*** SUPPLIED RECORDS ***

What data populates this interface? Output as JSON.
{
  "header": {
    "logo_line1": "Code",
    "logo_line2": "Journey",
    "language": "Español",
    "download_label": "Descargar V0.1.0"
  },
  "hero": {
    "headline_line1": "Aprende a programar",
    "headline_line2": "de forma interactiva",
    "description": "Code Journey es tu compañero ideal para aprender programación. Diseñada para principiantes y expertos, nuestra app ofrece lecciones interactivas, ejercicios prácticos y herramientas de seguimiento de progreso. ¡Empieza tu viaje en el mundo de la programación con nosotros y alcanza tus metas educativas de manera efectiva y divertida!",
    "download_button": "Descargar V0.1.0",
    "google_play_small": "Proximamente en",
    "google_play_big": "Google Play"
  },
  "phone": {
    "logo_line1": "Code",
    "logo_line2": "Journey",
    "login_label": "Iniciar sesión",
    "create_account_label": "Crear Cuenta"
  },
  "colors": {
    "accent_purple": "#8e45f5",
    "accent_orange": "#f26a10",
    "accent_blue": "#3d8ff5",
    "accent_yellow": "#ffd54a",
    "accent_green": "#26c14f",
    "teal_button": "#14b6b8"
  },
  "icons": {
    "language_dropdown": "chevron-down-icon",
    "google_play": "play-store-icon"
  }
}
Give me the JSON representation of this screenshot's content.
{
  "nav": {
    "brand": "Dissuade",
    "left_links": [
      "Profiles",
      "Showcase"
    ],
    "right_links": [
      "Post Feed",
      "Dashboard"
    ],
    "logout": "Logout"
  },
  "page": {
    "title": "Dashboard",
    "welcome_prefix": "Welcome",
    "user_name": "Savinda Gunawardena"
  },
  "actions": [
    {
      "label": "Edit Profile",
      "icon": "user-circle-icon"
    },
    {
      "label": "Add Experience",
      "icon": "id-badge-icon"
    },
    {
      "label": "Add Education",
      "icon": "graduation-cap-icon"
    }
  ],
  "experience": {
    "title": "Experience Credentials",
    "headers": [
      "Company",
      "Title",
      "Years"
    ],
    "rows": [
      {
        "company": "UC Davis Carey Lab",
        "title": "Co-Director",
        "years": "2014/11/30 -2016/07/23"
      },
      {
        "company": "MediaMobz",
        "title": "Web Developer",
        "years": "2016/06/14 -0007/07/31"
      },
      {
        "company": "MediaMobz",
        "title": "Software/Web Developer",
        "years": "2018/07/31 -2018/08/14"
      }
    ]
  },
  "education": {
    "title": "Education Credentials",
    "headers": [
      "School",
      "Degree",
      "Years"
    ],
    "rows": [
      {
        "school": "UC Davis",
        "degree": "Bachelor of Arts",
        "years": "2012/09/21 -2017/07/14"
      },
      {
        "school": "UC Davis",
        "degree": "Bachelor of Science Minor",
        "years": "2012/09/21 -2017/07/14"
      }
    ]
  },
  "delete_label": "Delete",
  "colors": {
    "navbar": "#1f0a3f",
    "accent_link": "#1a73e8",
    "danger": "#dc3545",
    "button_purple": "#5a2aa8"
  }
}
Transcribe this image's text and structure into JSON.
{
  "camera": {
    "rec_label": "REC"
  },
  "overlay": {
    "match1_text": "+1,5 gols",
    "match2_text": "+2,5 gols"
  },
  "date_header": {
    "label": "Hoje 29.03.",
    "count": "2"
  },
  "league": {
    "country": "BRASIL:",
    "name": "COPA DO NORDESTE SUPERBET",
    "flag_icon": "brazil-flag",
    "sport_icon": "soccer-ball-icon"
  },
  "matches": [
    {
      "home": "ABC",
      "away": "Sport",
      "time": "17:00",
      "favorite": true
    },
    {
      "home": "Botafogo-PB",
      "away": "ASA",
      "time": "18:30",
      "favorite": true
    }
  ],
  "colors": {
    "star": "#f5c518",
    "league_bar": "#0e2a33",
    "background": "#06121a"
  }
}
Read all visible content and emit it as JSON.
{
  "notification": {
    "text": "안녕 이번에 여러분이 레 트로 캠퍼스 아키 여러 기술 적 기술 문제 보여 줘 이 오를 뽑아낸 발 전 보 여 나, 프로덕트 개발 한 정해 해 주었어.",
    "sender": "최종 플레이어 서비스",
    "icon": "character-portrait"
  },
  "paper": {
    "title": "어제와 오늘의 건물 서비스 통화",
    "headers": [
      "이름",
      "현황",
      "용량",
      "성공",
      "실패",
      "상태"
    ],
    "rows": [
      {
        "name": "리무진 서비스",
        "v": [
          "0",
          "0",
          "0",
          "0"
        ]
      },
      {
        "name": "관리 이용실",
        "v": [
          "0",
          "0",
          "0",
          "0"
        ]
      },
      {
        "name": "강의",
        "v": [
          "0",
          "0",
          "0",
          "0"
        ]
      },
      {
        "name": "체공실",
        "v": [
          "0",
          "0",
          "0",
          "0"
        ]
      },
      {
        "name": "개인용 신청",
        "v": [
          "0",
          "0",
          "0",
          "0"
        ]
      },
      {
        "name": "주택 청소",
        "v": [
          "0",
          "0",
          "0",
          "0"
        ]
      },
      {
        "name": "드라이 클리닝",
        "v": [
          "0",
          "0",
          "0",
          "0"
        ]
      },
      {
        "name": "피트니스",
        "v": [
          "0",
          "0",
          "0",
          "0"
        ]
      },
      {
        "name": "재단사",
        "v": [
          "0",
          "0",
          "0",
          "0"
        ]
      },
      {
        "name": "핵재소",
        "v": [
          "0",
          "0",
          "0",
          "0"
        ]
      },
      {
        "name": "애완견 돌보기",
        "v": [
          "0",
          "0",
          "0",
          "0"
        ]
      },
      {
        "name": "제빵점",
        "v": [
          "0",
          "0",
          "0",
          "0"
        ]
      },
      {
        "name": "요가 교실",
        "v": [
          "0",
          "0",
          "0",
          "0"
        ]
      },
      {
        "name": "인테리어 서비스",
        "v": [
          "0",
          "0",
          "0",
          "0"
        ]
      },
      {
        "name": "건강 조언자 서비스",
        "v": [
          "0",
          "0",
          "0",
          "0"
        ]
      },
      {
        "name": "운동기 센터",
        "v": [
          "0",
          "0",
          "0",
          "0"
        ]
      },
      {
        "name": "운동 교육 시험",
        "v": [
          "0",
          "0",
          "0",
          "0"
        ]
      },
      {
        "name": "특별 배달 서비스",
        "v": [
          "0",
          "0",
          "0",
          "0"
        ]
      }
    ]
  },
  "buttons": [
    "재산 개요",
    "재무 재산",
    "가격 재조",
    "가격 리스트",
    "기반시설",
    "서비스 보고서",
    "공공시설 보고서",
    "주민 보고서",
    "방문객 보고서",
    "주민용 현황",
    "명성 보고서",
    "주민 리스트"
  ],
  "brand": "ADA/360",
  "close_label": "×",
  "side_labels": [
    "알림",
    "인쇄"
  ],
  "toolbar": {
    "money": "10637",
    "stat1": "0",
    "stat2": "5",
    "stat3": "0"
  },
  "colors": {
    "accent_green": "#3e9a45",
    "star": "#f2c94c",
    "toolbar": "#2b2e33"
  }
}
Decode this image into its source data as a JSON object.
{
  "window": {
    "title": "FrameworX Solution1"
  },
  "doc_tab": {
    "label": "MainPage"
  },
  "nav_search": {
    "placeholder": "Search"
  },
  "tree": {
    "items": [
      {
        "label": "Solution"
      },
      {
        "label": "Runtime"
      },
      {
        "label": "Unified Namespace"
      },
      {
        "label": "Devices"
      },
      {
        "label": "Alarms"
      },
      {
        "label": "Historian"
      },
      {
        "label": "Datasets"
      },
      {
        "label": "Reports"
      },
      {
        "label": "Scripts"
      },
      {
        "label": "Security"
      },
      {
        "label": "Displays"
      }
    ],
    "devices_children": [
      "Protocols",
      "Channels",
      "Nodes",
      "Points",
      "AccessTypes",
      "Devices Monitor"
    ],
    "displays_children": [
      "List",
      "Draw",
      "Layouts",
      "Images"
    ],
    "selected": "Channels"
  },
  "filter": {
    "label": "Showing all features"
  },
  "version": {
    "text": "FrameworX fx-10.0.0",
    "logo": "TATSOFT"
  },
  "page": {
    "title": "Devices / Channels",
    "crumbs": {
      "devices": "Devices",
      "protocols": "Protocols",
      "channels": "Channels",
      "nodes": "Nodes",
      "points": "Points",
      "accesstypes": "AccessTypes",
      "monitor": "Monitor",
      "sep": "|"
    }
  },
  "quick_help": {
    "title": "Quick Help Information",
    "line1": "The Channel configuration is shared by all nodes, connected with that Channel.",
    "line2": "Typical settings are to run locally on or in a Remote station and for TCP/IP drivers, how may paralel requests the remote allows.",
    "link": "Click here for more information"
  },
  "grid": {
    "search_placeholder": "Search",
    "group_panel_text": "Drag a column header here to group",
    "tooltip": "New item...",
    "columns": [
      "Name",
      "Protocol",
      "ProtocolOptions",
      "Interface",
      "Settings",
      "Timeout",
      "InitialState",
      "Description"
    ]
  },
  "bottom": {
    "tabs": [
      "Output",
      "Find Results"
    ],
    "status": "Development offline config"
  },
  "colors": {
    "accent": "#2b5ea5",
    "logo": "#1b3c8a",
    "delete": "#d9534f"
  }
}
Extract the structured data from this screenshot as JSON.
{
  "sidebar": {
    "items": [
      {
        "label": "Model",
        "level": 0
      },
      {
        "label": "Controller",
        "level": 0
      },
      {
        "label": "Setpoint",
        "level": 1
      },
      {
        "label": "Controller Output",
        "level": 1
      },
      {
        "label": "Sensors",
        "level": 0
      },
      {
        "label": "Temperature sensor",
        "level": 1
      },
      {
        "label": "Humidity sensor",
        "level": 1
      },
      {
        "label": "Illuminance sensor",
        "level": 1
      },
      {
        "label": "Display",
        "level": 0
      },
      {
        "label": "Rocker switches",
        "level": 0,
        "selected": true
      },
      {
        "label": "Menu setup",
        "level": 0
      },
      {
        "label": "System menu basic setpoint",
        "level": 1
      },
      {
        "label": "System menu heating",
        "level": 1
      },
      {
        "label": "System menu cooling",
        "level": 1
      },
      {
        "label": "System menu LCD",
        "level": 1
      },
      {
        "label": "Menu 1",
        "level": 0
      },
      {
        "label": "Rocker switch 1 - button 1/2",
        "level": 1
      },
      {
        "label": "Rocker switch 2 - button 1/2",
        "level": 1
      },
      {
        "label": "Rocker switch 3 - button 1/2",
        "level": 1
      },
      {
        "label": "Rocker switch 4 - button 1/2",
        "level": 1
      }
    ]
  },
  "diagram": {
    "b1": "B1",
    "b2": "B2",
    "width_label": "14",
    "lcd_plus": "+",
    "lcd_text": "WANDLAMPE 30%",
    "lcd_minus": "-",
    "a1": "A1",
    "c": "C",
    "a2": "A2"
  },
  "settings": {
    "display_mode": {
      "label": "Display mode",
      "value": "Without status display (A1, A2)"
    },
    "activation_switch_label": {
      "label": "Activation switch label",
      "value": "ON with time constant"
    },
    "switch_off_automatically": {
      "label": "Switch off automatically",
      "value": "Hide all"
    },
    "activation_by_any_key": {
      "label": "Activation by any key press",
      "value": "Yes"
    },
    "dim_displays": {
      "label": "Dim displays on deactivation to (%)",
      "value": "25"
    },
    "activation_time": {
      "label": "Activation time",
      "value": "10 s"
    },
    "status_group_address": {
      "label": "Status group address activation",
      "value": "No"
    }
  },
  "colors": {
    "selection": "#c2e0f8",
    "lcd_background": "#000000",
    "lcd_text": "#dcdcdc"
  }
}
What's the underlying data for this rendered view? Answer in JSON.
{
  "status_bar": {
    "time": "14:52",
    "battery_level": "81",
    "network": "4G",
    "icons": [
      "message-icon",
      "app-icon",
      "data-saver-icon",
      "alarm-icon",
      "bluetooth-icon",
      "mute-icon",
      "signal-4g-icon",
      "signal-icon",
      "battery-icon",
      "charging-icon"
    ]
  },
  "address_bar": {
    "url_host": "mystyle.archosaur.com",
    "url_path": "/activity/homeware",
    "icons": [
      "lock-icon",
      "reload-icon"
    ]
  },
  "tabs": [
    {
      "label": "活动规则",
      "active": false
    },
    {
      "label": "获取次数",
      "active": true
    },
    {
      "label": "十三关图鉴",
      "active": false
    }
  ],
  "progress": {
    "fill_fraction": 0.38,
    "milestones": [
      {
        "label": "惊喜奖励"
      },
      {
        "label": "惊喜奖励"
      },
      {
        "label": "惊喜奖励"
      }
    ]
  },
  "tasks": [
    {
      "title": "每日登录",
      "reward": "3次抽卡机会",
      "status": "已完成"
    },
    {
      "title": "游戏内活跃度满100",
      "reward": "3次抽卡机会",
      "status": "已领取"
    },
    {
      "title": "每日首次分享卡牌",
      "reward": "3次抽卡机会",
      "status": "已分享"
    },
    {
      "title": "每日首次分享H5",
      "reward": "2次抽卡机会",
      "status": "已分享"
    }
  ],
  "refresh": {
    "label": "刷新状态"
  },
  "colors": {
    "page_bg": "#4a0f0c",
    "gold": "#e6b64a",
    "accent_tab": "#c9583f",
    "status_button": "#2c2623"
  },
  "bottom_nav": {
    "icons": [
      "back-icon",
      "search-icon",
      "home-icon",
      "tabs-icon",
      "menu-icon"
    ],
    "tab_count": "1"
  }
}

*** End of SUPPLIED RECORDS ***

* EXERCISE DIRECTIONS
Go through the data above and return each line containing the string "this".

* YOUR RESPONSE
What data populates this interface? Output as JSON.
Give me the JSON representation of this screenshot's content.
Transcribe this image's text and structure into JSON.
Decode this image into its source data as a JSON object.
Extract the structured data from this screenshot as JSON.
What's the underlying data for this rendered view? Answer in JSON.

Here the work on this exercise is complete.